How to complete this task: Every entry that follows is to be set down exactly, with its pictures omitted.

Available data:
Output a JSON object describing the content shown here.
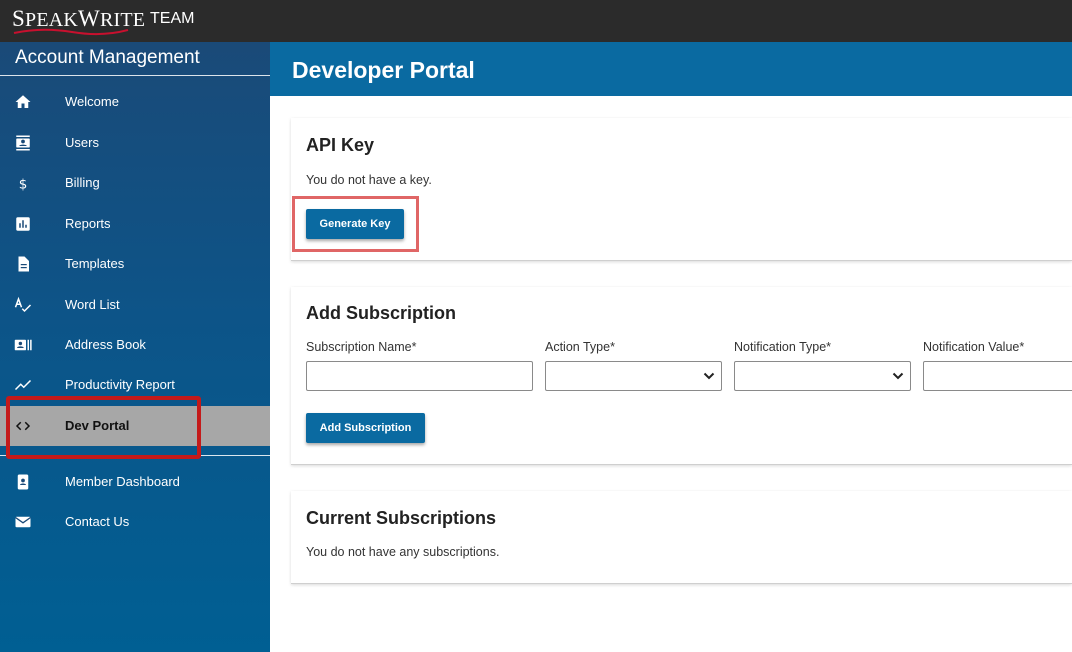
{
  "topbar": {
    "logo": "SpeakWrite",
    "logo_big_s": "S",
    "logo_rest_1": "PEAK",
    "logo_big_w": "W",
    "logo_rest_2": "RITE",
    "team": "TEAM"
  },
  "sidebar": {
    "title": "Account Management",
    "items": [
      {
        "label": "Welcome",
        "icon": "home-icon"
      },
      {
        "label": "Users",
        "icon": "contacts-icon"
      },
      {
        "label": "Billing",
        "icon": "dollar-icon"
      },
      {
        "label": "Reports",
        "icon": "bar-chart-icon"
      },
      {
        "label": "Templates",
        "icon": "document-icon"
      },
      {
        "label": "Word List",
        "icon": "spellcheck-icon"
      },
      {
        "label": "Address Book",
        "icon": "address-card-icon"
      },
      {
        "label": "Productivity Report",
        "icon": "trend-line-icon"
      },
      {
        "label": "Dev Portal",
        "icon": "code-icon",
        "active": true
      },
      {
        "label": "Member Dashboard",
        "icon": "badge-icon"
      },
      {
        "label": "Contact Us",
        "icon": "mail-icon"
      }
    ]
  },
  "header": {
    "title": "Developer Portal"
  },
  "api_key": {
    "heading": "API Key",
    "message": "You do not have a key.",
    "button": "Generate Key"
  },
  "add_subscription": {
    "heading": "Add Subscription",
    "fields": {
      "name_label": "Subscription Name*",
      "action_label": "Action Type*",
      "notification_type_label": "Notification Type*",
      "notification_value_label": "Notification Value*"
    },
    "name_value": "",
    "action_value": "",
    "notification_type_value": "",
    "notification_value_value": "",
    "button": "Add Subscription"
  },
  "current_subscriptions": {
    "heading": "Current Subscriptions",
    "message": "You do not have any subscriptions."
  },
  "colors": {
    "header_blue": "#0a6aa1",
    "highlight_red": "#c41a1a",
    "highlight_pink": "#e06666"
  }
}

The answer:
Output a JSON object describing the content shown here.
{
  "topbar": {
    "logo": "SpeakWrite",
    "logo_big_s": "S",
    "logo_rest_1": "PEAK",
    "logo_big_w": "W",
    "logo_rest_2": "RITE",
    "team": "TEAM"
  },
  "sidebar": {
    "title": "Account Management",
    "items": [
      {
        "label": "Welcome",
        "icon": "home-icon"
      },
      {
        "label": "Users",
        "icon": "contacts-icon"
      },
      {
        "label": "Billing",
        "icon": "dollar-icon"
      },
      {
        "label": "Reports",
        "icon": "bar-chart-icon"
      },
      {
        "label": "Templates",
        "icon": "document-icon"
      },
      {
        "label": "Word List",
        "icon": "spellcheck-icon"
      },
      {
        "label": "Address Book",
        "icon": "address-card-icon"
      },
      {
        "label": "Productivity Report",
        "icon": "trend-line-icon"
      },
      {
        "label": "Dev Portal",
        "icon": "code-icon",
        "active": true
      },
      {
        "label": "Member Dashboard",
        "icon": "badge-icon"
      },
      {
        "label": "Contact Us",
        "icon": "mail-icon"
      }
    ]
  },
  "header": {
    "title": "Developer Portal"
  },
  "api_key": {
    "heading": "API Key",
    "message": "You do not have a key.",
    "button": "Generate Key"
  },
  "add_subscription": {
    "heading": "Add Subscription",
    "fields": {
      "name_label": "Subscription Name*",
      "action_label": "Action Type*",
      "notification_type_label": "Notification Type*",
      "notification_value_label": "Notification Value*"
    },
    "name_value": "",
    "action_value": "",
    "notification_type_value": "",
    "notification_value_value": "",
    "button": "Add Subscription"
  },
  "current_subscriptions": {
    "heading": "Current Subscriptions",
    "message": "You do not have any subscriptions."
  },
  "colors": {
    "header_blue": "#0a6aa1",
    "highlight_red": "#c41a1a",
    "highlight_pink": "#e06666"
  }
}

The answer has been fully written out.